Description of the task
Note each line of the entries that includes "accent". Then copy those lines.

[Extracted records]
# # # # #
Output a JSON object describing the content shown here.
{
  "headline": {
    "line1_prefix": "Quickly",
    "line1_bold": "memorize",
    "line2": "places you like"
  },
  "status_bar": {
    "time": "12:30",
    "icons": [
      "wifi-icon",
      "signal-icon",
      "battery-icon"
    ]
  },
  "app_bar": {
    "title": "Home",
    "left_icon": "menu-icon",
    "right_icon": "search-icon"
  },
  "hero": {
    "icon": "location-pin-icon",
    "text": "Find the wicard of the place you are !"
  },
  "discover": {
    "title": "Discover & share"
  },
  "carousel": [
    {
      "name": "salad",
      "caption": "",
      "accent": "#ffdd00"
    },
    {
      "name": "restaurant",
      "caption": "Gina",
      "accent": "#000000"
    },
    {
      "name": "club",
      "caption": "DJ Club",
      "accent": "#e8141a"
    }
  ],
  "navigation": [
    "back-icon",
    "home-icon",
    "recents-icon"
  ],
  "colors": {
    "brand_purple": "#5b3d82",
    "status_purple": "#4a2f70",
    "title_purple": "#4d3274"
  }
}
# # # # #
Response below
      "accent": "#ffdd00"
      "accent": "#000000"
      "accent": "#e8141a"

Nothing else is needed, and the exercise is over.